==== AVAILABLE DATA ====
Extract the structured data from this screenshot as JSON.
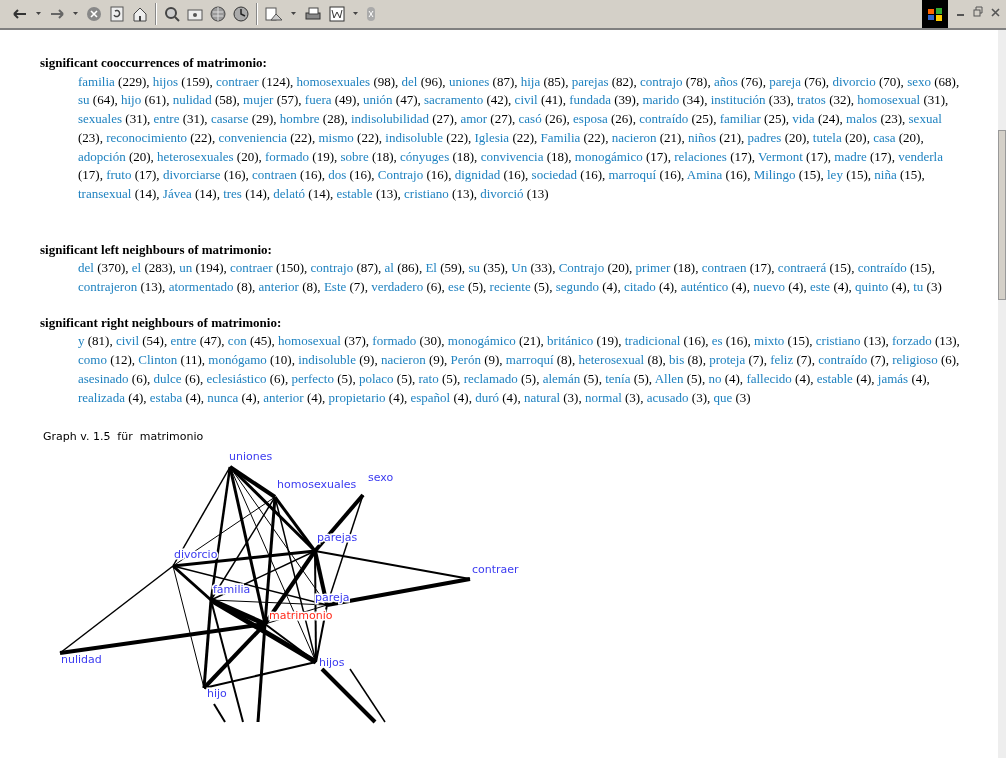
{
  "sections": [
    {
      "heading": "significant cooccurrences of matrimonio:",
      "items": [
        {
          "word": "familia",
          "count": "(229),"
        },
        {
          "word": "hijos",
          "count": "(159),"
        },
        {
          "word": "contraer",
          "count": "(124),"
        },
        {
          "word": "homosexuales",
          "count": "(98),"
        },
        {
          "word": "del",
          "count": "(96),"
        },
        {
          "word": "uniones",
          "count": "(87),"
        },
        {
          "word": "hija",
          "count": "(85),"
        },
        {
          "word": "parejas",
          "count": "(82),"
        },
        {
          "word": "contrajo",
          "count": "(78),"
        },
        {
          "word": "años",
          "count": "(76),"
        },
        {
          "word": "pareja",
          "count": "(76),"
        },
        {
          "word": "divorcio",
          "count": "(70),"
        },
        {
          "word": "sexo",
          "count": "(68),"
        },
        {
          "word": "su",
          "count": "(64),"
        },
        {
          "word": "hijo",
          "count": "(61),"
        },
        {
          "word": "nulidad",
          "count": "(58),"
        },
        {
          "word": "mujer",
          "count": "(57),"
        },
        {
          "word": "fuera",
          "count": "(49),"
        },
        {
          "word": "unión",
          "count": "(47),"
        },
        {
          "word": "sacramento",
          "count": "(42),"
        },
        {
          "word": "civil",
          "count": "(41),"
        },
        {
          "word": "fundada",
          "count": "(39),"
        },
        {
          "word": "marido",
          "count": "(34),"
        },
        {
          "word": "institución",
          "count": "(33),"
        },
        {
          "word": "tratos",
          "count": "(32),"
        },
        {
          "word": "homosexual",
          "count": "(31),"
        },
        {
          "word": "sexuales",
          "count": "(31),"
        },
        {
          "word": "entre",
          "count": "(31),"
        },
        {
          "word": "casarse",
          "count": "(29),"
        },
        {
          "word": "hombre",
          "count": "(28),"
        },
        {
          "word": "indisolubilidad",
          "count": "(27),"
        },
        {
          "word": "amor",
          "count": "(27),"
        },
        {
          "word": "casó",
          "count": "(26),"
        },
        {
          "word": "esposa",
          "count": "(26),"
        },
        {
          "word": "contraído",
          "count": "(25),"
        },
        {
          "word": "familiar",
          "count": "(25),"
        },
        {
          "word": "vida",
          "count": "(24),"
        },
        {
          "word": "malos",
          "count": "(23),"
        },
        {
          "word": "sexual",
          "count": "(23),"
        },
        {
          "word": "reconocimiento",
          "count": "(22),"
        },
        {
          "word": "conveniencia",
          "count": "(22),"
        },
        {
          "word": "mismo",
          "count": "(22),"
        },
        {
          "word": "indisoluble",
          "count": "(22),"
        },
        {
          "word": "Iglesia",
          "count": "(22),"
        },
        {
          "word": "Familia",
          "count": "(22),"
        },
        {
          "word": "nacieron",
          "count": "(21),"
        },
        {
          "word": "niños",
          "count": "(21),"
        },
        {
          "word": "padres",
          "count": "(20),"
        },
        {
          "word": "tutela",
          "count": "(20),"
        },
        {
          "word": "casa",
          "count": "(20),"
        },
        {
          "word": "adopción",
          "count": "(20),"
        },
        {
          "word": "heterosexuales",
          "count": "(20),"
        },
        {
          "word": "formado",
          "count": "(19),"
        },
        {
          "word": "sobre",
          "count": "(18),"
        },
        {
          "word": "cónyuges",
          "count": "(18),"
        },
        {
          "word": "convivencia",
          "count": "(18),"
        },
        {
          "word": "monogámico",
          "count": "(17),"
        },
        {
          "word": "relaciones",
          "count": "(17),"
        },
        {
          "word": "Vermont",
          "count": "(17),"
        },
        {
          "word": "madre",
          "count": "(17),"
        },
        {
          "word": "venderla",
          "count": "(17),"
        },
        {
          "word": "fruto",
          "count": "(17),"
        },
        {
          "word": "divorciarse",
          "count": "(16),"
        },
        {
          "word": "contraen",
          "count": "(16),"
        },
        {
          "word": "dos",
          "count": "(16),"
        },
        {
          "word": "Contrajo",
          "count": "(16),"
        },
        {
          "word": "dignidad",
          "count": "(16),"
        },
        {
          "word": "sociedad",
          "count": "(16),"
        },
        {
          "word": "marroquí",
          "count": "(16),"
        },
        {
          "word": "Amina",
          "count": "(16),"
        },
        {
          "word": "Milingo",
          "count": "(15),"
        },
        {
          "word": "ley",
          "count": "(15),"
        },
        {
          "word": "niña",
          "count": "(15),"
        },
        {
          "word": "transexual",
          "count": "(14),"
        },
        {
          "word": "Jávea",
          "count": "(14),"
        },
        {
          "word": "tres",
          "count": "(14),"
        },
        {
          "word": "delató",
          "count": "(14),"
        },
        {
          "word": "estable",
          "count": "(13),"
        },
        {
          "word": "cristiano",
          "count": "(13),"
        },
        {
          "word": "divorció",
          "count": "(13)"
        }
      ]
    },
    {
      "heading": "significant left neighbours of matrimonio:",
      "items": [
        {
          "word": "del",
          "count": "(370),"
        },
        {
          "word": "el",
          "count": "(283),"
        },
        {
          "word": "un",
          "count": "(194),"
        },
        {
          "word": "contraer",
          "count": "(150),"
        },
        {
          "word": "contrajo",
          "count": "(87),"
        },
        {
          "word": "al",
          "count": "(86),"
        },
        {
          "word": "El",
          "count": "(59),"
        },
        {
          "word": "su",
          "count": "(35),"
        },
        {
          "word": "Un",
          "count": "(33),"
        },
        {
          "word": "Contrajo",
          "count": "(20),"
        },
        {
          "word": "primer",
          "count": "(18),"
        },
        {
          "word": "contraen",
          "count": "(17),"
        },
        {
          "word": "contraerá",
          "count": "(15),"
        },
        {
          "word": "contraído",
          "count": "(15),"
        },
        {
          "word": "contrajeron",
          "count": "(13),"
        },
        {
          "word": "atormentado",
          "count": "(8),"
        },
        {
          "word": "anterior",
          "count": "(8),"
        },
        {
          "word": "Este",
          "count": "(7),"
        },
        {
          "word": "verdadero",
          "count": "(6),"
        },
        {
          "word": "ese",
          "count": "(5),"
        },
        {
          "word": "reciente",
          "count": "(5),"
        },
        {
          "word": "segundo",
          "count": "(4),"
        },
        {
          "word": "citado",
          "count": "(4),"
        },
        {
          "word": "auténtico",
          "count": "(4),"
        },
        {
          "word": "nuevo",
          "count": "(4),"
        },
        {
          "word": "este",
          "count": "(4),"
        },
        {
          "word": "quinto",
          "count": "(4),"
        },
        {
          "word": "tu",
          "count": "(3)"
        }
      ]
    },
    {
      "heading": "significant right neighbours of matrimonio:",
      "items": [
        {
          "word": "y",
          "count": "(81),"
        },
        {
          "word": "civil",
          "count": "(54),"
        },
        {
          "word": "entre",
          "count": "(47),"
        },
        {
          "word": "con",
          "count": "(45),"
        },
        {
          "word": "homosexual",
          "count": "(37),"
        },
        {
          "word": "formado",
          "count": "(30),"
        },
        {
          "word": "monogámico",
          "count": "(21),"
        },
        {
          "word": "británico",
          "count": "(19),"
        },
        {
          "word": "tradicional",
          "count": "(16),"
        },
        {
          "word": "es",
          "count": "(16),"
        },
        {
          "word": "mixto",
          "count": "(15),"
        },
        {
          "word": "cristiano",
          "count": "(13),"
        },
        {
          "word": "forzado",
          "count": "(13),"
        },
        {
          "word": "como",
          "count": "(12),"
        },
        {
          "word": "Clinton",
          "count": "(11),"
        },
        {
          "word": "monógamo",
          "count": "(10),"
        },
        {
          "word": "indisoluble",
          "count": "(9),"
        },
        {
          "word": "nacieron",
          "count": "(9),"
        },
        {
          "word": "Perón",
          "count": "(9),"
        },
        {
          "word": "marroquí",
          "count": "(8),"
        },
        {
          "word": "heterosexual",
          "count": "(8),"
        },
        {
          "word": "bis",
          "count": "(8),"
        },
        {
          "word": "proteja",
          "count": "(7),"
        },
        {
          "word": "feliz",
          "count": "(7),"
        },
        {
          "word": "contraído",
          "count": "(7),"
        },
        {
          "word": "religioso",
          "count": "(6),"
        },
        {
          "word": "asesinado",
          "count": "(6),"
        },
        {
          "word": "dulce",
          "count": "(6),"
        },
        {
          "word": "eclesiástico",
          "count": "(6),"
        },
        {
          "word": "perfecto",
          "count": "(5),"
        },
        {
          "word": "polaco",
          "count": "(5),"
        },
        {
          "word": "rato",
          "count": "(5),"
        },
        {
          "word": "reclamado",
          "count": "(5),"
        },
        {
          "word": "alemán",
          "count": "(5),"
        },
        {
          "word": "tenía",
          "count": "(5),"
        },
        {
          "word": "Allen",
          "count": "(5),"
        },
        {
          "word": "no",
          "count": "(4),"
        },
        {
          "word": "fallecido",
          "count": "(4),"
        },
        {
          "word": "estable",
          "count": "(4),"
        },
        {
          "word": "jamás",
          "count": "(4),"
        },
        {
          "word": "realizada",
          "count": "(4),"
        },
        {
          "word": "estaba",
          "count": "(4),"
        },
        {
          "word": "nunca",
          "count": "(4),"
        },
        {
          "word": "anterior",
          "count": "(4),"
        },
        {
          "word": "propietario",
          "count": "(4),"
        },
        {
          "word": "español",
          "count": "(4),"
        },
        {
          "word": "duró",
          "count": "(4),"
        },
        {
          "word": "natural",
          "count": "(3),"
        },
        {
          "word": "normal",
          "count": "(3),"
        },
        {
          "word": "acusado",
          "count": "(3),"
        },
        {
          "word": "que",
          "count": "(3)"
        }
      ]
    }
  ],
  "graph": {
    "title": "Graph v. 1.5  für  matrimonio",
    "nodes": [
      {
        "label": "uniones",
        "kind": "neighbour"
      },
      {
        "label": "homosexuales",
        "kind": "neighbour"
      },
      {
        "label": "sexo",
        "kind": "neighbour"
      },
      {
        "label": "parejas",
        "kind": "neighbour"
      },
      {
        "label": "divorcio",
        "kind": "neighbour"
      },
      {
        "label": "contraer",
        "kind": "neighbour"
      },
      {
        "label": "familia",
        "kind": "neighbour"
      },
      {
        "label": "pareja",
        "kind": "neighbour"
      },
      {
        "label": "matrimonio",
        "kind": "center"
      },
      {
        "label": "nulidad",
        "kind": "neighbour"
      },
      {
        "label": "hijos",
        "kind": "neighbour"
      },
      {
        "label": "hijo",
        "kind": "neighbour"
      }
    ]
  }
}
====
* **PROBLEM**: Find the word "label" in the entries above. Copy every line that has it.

* **RESPONSE AREA**:
        "label": "uniones",
        "label": "homosexuales",
        "label": "sexo",
        "label": "parejas",
        "label": "divorcio",
        "label": "contraer",
        "label": "familia",
        "label": "pareja",
        "label": "matrimonio",
        "label": "nulidad",
        "label": "hijos",
        "label": "hijo",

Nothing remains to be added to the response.